Records from a data source →
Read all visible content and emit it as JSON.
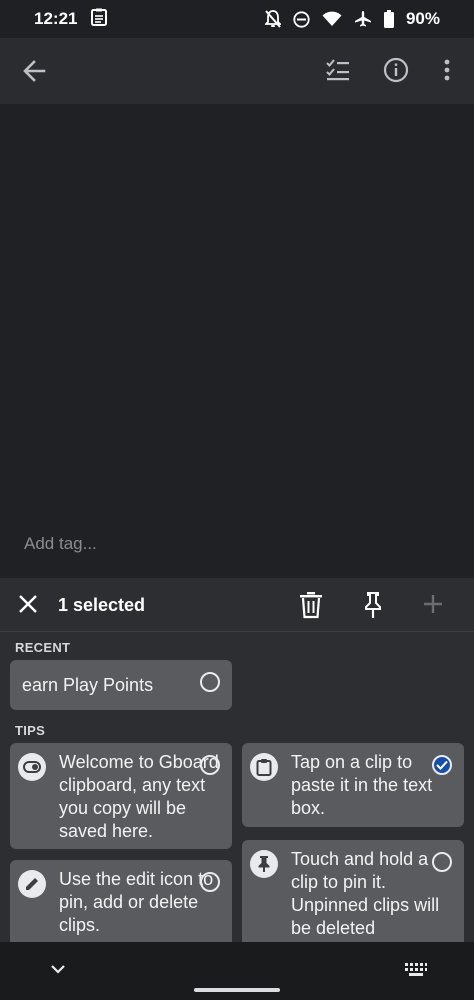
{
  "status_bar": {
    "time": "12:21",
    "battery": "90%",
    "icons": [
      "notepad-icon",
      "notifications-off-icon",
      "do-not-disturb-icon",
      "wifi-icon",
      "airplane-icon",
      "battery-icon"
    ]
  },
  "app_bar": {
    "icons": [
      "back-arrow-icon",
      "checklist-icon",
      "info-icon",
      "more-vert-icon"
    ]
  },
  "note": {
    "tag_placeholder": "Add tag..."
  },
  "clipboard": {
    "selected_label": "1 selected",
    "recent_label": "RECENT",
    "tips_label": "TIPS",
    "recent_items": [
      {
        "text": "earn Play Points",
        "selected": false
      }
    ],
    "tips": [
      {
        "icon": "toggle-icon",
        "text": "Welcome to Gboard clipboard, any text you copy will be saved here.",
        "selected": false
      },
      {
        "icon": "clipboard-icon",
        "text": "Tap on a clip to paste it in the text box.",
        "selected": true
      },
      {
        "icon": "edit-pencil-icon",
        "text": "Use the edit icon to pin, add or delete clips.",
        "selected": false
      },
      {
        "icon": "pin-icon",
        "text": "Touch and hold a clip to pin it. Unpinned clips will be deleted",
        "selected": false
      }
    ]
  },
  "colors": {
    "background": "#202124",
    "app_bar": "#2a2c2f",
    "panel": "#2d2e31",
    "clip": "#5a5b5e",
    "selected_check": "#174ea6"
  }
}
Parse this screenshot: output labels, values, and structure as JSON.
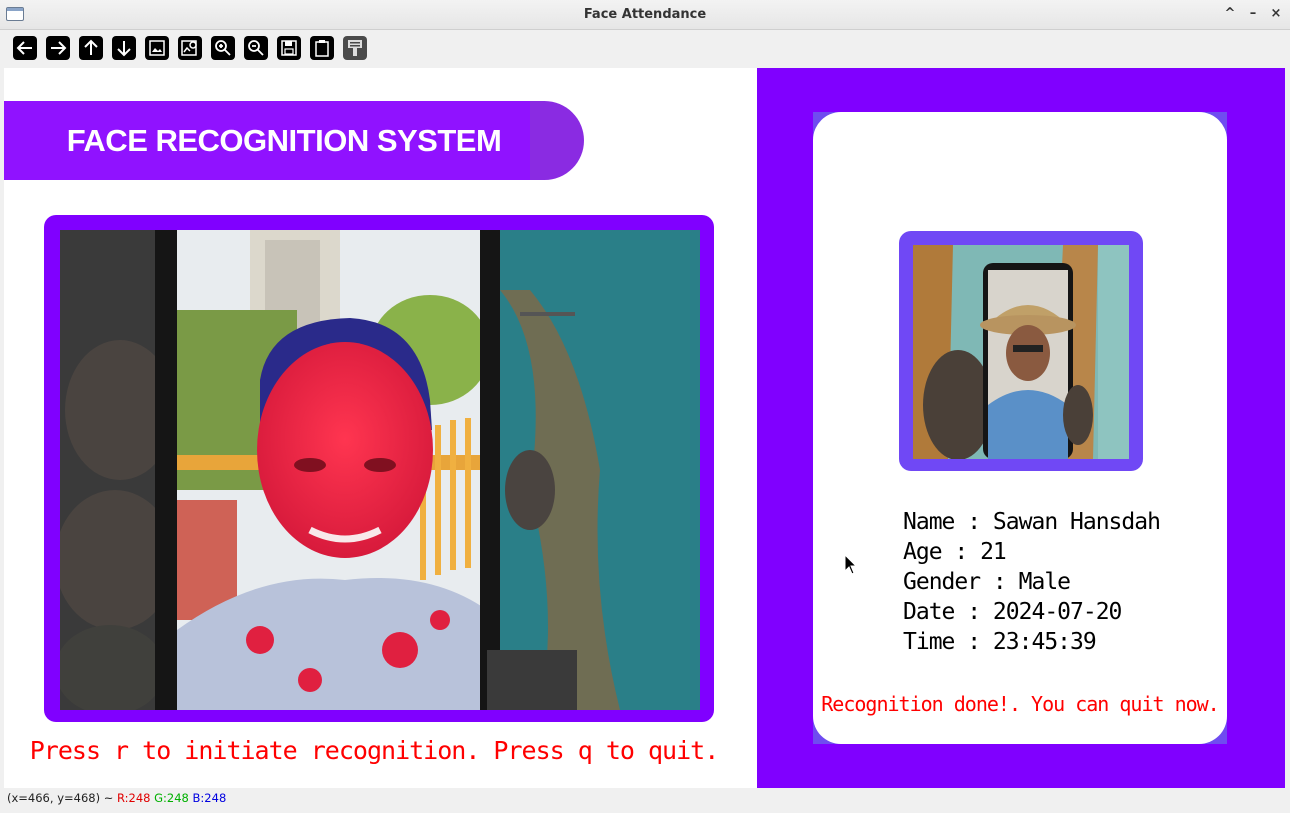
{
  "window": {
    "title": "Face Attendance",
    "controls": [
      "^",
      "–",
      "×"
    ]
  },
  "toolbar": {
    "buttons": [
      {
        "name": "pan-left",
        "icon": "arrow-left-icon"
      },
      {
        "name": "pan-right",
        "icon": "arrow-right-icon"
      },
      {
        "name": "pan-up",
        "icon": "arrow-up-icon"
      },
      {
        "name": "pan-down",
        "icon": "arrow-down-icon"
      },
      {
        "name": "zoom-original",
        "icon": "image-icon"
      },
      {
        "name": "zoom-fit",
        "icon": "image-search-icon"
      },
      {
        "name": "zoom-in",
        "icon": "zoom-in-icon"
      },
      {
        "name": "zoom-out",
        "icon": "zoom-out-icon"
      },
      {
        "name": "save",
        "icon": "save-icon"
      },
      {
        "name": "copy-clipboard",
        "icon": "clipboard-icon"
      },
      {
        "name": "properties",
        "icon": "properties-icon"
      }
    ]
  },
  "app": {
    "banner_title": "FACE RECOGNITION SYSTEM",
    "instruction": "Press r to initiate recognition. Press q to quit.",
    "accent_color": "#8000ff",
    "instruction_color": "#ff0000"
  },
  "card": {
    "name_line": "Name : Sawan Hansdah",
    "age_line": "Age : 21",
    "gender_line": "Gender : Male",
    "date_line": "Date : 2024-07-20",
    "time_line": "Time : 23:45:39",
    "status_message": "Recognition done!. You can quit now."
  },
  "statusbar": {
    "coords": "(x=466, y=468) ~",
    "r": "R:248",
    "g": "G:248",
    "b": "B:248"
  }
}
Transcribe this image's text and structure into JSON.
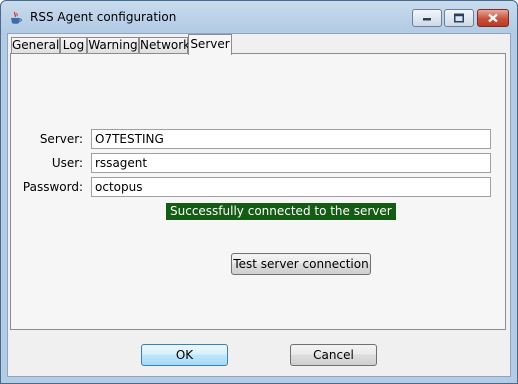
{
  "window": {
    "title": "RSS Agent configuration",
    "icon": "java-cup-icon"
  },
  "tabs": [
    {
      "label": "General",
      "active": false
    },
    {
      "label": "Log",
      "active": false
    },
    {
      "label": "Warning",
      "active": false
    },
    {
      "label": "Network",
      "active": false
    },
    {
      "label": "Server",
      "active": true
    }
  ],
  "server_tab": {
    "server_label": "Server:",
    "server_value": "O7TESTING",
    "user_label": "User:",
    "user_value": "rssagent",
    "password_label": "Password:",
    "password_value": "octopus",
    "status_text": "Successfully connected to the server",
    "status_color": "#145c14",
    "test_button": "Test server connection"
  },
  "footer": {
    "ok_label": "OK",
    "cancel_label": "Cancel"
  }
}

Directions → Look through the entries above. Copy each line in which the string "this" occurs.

Answer space →
Parse this screenshot: output labels, values, and structure as JSON.
Transcribe this image's text and structure into JSON.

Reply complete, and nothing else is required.